Nielsen already runs a program to track show viewing on streaming services, including Hulu, Netflix, and Amazon, but Hulu’s news is focused on campaign-level measurement in the living room, it clarified.
Hulu will also work with market research firm Millward Brown for studies, papers and stats for marketers and advertisers related to living room and over-the-top viewing. Magna Global, whose clients include Arby’s, Aveeno, BMW, Coca-Cola, Dunkin’ Donuts, IHOP and others, will be beta partners on that initiative.
Looking to reassure advertisers, the company also noted that its service is not affected by ad blockers, and the vast majority of its subscribers still chose the $7.99 per month ad-supported plan, versus the more expensive commercial-free tier at $11.99 per month.
It also offered details on its demographics, saying that its subscribers median age was 33 and 84 percent of subscribers were 18 through 49.
As far as Hulu’s content, the company announced it was renewing its drama series “The Path” for a second season and bringing back “The Mindy Project” for season 5. It said there would be a second election special from Triumph, the Insult Dog that will be exclusive to Hulu later this year.
And like Netflix and Amazon, Hulu will also be making the move to the silver screen this year. However, instead of producing its own film, it has secured the exclusive U.S. streaming rights to Ron Howard’s documentary “The Beatles: Eight Days A Week” (working title), which will debut both in theaters and on Hulu this fall. The film is based on the first part of the Beatles’ career, up until 1966 when they were touring the world, and will offer a look into their inner workings.

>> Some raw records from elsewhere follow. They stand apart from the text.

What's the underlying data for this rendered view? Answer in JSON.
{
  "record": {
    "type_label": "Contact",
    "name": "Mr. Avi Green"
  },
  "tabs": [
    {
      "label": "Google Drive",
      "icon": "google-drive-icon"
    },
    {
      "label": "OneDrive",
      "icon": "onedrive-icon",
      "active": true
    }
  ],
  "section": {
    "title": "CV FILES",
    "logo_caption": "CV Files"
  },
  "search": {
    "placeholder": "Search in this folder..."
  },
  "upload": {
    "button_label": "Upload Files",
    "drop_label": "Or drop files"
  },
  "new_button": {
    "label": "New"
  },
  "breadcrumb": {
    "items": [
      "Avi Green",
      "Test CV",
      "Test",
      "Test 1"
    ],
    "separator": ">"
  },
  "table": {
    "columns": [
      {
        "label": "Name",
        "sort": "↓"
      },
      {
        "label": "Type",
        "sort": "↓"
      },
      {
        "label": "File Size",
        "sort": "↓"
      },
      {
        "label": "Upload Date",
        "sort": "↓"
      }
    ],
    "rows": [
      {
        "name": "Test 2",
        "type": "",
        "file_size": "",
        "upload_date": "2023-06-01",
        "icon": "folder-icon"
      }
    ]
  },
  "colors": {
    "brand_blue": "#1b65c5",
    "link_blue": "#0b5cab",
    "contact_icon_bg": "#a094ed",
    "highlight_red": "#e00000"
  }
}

This is the first documentary feature to ever appear on Hulu, following its theatrical run, and represents the company’s first-ever licensing deal with Apple Corps Ltd.
The deal is not a one-off, either, it seems – Hulu is launching the film under its new Hulu Documentary Films arm, which will become the new home for premium original and exclusive documentary film titles coming to Hulu.
VR got a brief mention as well, as Naylor said that Hulu’s VR offering launched in March was already seeing viewers engage for an average of 12 minutes at a time, while most VR apps see averages of 2 minutes. The company has also partnered with Live Nation to bring a VR music series to its app which will feature music and backstage access.
“Over the past year, we’ve propelled Hulu by adding an extraordinary array of original series, hit broadcast and cable shows and blockbuster movies to our content portfolio — all of which has led to incredible growth in subscribers and engagement,” said Hulu CEO Mike Hopkins. “In 2016, we’re going even bigger and bolder. We’ll expand our offering with more premium content and brand new ad measurement products that will continue to make Hulu the leader in choice for seamless entertainment and advertising experiences.”